Dataset rows describing interfaces
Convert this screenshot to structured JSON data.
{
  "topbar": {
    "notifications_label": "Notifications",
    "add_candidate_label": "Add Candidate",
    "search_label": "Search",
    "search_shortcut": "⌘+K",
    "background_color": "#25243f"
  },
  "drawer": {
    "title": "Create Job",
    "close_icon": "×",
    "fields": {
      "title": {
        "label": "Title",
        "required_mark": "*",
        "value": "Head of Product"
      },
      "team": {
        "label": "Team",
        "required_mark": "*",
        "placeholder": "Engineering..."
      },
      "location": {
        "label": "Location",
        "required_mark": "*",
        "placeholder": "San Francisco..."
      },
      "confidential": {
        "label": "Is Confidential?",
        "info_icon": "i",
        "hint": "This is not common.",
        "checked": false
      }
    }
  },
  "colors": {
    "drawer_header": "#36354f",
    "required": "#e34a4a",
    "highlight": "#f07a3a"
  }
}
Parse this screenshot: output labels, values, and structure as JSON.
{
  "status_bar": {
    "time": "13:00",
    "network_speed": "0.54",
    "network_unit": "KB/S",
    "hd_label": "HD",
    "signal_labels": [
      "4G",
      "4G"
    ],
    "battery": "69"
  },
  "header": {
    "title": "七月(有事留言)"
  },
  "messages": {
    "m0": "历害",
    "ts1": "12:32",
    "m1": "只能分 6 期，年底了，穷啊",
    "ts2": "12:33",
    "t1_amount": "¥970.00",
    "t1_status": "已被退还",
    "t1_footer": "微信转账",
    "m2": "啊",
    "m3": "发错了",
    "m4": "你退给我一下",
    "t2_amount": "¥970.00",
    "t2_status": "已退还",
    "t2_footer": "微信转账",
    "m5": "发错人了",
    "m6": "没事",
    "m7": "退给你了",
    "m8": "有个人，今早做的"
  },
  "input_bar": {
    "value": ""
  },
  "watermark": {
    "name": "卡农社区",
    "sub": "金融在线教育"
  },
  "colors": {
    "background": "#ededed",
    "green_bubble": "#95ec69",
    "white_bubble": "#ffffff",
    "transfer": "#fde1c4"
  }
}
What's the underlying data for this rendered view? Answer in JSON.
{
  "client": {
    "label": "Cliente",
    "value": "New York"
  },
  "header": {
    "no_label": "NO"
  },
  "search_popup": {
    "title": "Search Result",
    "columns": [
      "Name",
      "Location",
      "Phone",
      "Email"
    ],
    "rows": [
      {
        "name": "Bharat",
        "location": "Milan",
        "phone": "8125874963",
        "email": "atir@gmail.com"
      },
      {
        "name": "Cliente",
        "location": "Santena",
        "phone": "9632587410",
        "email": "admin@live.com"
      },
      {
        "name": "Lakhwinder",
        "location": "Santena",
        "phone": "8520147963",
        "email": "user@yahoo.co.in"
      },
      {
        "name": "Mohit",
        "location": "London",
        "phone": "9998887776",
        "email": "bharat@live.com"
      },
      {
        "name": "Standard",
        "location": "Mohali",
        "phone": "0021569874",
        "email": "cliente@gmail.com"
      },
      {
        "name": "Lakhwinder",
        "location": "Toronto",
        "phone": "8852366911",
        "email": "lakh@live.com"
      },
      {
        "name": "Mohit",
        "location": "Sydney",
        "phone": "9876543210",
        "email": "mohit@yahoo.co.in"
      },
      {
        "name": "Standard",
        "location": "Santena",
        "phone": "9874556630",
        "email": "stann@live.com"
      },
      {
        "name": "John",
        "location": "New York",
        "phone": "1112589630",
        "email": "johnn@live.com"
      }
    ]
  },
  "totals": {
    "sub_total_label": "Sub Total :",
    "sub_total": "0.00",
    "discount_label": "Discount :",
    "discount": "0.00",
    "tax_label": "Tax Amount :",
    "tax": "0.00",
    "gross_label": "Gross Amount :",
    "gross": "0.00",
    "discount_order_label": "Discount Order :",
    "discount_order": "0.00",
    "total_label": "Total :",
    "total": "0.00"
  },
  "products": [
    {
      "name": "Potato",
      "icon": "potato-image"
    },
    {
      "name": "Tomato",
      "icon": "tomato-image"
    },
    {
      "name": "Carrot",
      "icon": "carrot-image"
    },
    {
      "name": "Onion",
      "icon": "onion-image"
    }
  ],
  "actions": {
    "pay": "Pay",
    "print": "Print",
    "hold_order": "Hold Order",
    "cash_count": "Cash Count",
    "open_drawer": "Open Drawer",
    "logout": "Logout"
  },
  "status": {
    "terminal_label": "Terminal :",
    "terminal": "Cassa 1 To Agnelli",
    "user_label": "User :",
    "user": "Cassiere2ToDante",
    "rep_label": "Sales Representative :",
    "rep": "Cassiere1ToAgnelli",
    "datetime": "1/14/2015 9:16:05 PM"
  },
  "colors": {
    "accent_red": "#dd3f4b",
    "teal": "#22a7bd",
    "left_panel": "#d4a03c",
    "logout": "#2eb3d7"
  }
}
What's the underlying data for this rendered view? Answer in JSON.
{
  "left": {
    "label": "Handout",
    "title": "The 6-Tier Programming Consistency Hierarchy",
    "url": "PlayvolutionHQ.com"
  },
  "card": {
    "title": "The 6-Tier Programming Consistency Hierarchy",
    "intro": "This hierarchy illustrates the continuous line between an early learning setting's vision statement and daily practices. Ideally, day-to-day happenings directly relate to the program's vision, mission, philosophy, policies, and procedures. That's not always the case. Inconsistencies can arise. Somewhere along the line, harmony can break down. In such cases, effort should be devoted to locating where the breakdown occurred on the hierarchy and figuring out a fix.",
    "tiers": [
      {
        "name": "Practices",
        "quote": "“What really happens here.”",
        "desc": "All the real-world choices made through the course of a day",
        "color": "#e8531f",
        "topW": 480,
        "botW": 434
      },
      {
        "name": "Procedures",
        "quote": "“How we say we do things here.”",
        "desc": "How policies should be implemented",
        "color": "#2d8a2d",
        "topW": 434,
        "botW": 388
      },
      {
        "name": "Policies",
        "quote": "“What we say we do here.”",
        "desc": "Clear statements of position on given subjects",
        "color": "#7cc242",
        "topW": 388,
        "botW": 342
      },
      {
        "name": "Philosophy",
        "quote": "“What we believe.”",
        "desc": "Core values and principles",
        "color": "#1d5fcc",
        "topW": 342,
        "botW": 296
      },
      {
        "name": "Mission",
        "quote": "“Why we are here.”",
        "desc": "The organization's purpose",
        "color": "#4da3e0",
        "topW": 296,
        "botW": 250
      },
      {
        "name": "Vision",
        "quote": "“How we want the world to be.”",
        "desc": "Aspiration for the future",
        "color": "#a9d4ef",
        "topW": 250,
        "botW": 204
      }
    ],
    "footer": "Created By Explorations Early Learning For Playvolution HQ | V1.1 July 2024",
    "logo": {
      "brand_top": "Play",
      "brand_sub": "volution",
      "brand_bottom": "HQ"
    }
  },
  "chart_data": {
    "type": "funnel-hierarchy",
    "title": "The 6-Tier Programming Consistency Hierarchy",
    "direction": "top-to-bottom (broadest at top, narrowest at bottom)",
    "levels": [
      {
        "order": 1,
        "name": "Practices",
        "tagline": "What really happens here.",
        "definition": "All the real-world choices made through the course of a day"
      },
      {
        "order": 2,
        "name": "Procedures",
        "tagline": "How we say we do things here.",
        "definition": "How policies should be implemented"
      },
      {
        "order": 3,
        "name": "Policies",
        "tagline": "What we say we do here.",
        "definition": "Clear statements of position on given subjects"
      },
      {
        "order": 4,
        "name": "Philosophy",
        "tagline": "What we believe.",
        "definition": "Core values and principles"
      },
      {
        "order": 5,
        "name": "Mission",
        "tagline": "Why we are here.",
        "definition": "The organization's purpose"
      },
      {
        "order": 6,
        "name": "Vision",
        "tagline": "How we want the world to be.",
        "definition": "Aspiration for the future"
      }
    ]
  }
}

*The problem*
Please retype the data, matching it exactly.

*Solution for this problem*
Convert this screenshot to structured JSON data.
{
  "topbar": {
    "notifications_label": "Notifications",
    "add_candidate_label": "Add Candidate",
    "search_label": "Search",
    "search_shortcut": "⌘+K",
    "background_color": "#25243f"
  },
  "drawer": {
    "title": "Create Job",
    "close_icon": "×",
    "fields": {
      "title": {
        "label": "Title",
        "required_mark": "*",
        "value": "Head of Product"
      },
      "team": {
        "label": "Team",
        "required_mark": "*",
        "placeholder": "Engineering..."
      },
      "location": {
        "label": "Location",
        "required_mark": "*",
        "placeholder": "San Francisco..."
      },
      "confidential": {
        "label": "Is Confidential?",
        "info_icon": "i",
        "hint": "This is not common.",
        "checked": false
      }
    }
  },
  "colors": {
    "drawer_header": "#36354f",
    "required": "#e34a4a",
    "highlight": "#f07a3a"
  }
}
Parse this screenshot: output labels, values, and structure as JSON.
{
  "status_bar": {
    "time": "13:00",
    "network_speed": "0.54",
    "network_unit": "KB/S",
    "hd_label": "HD",
    "signal_labels": [
      "4G",
      "4G"
    ],
    "battery": "69"
  },
  "header": {
    "title": "七月(有事留言)"
  },
  "messages": {
    "m0": "历害",
    "ts1": "12:32",
    "m1": "只能分 6 期，年底了，穷啊",
    "ts2": "12:33",
    "t1_amount": "¥970.00",
    "t1_status": "已被退还",
    "t1_footer": "微信转账",
    "m2": "啊",
    "m3": "发错了",
    "m4": "你退给我一下",
    "t2_amount": "¥970.00",
    "t2_status": "已退还",
    "t2_footer": "微信转账",
    "m5": "发错人了",
    "m6": "没事",
    "m7": "退给你了",
    "m8": "有个人，今早做的"
  },
  "input_bar": {
    "value": ""
  },
  "watermark": {
    "name": "卡农社区",
    "sub": "金融在线教育"
  },
  "colors": {
    "background": "#ededed",
    "green_bubble": "#95ec69",
    "white_bubble": "#ffffff",
    "transfer": "#fde1c4"
  }
}
What's the underlying data for this rendered view? Answer in JSON.
{
  "client": {
    "label": "Cliente",
    "value": "New York"
  },
  "header": {
    "no_label": "NO"
  },
  "search_popup": {
    "title": "Search Result",
    "columns": [
      "Name",
      "Location",
      "Phone",
      "Email"
    ],
    "rows": [
      {
        "name": "Bharat",
        "location": "Milan",
        "phone": "8125874963",
        "email": "atir@gmail.com"
      },
      {
        "name": "Cliente",
        "location": "Santena",
        "phone": "9632587410",
        "email": "admin@live.com"
      },
      {
        "name": "Lakhwinder",
        "location": "Santena",
        "phone": "8520147963",
        "email": "user@yahoo.co.in"
      },
      {
        "name": "Mohit",
        "location": "London",
        "phone": "9998887776",
        "email": "bharat@live.com"
      },
      {
        "name": "Standard",
        "location": "Mohali",
        "phone": "0021569874",
        "email": "cliente@gmail.com"
      },
      {
        "name": "Lakhwinder",
        "location": "Toronto",
        "phone": "8852366911",
        "email": "lakh@live.com"
      },
      {
        "name": "Mohit",
        "location": "Sydney",
        "phone": "9876543210",
        "email": "mohit@yahoo.co.in"
      },
      {
        "name": "Standard",
        "location": "Santena",
        "phone": "9874556630",
        "email": "stann@live.com"
      },
      {
        "name": "John",
        "location": "New York",
        "phone": "1112589630",
        "email": "johnn@live.com"
      }
    ]
  },
  "totals": {
    "sub_total_label": "Sub Total :",
    "sub_total": "0.00",
    "discount_label": "Discount :",
    "discount": "0.00",
    "tax_label": "Tax Amount :",
    "tax": "0.00",
    "gross_label": "Gross Amount :",
    "gross": "0.00",
    "discount_order_label": "Discount Order :",
    "discount_order": "0.00",
    "total_label": "Total :",
    "total": "0.00"
  },
  "products": [
    {
      "name": "Potato",
      "icon": "potato-image"
    },
    {
      "name": "Tomato",
      "icon": "tomato-image"
    },
    {
      "name": "Carrot",
      "icon": "carrot-image"
    },
    {
      "name": "Onion",
      "icon": "onion-image"
    }
  ],
  "actions": {
    "pay": "Pay",
    "print": "Print",
    "hold_order": "Hold Order",
    "cash_count": "Cash Count",
    "open_drawer": "Open Drawer",
    "logout": "Logout"
  },
  "status": {
    "terminal_label": "Terminal :",
    "terminal": "Cassa 1 To Agnelli",
    "user_label": "User :",
    "user": "Cassiere2ToDante",
    "rep_label": "Sales Representative :",
    "rep": "Cassiere1ToAgnelli",
    "datetime": "1/14/2015 9:16:05 PM"
  },
  "colors": {
    "accent_red": "#dd3f4b",
    "teal": "#22a7bd",
    "left_panel": "#d4a03c",
    "logout": "#2eb3d7"
  }
}
What's the underlying data for this rendered view? Answer in JSON.
{
  "left": {
    "label": "Handout",
    "title": "The 6-Tier Programming Consistency Hierarchy",
    "url": "PlayvolutionHQ.com"
  },
  "card": {
    "title": "The 6-Tier Programming Consistency Hierarchy",
    "intro": "This hierarchy illustrates the continuous line between an early learning setting's vision statement and daily practices. Ideally, day-to-day happenings directly relate to the program's vision, mission, philosophy, policies, and procedures. That's not always the case. Inconsistencies can arise. Somewhere along the line, harmony can break down. In such cases, effort should be devoted to locating where the breakdown occurred on the hierarchy and figuring out a fix.",
    "tiers": [
      {
        "name": "Practices",
        "quote": "“What really happens here.”",
        "desc": "All the real-world choices made through the course of a day",
        "color": "#e8531f",
        "topW": 480,
        "botW": 434
      },
      {
        "name": "Procedures",
        "quote": "“How we say we do things here.”",
        "desc": "How policies should be implemented",
        "color": "#2d8a2d",
        "topW": 434,
        "botW": 388
      },
      {
        "name": "Policies",
        "quote": "“What we say we do here.”",
        "desc": "Clear statements of position on given subjects",
        "color": "#7cc242",
        "topW": 388,
        "botW": 342
      },
      {
        "name": "Philosophy",
        "quote": "“What we believe.”",
        "desc": "Core values and principles",
        "color": "#1d5fcc",
        "topW": 342,
        "botW": 296
      },
      {
        "name": "Mission",
        "quote": "“Why we are here.”",
        "desc": "The organization's purpose",
        "color": "#4da3e0",
        "topW": 296,
        "botW": 250
      },
      {
        "name": "Vision",
        "quote": "“How we want the world to be.”",
        "desc": "Aspiration for the future",
        "color": "#a9d4ef",
        "topW": 250,
        "botW": 204
      }
    ],
    "footer": "Created By Explorations Early Learning For Playvolution HQ | V1.1 July 2024",
    "logo": {
      "brand_top": "Play",
      "brand_sub": "volution",
      "brand_bottom": "HQ"
    }
  },
  "chart_data": {
    "type": "funnel-hierarchy",
    "title": "The 6-Tier Programming Consistency Hierarchy",
    "direction": "top-to-bottom (broadest at top, narrowest at bottom)",
    "levels": [
      {
        "order": 1,
        "name": "Practices",
        "tagline": "What really happens here.",
        "definition": "All the real-world choices made through the course of a day"
      },
      {
        "order": 2,
        "name": "Procedures",
        "tagline": "How we say we do things here.",
        "definition": "How policies should be implemented"
      },
      {
        "order": 3,
        "name": "Policies",
        "tagline": "What we say we do here.",
        "definition": "Clear statements of position on given subjects"
      },
      {
        "order": 4,
        "name": "Philosophy",
        "tagline": "What we believe.",
        "definition": "Core values and principles"
      },
      {
        "order": 5,
        "name": "Mission",
        "tagline": "Why we are here.",
        "definition": "The organization's purpose"
      },
      {
        "order": 6,
        "name": "Vision",
        "tagline": "How we want the world to be.",
        "definition": "Aspiration for the future"
      }
    ]
  }
}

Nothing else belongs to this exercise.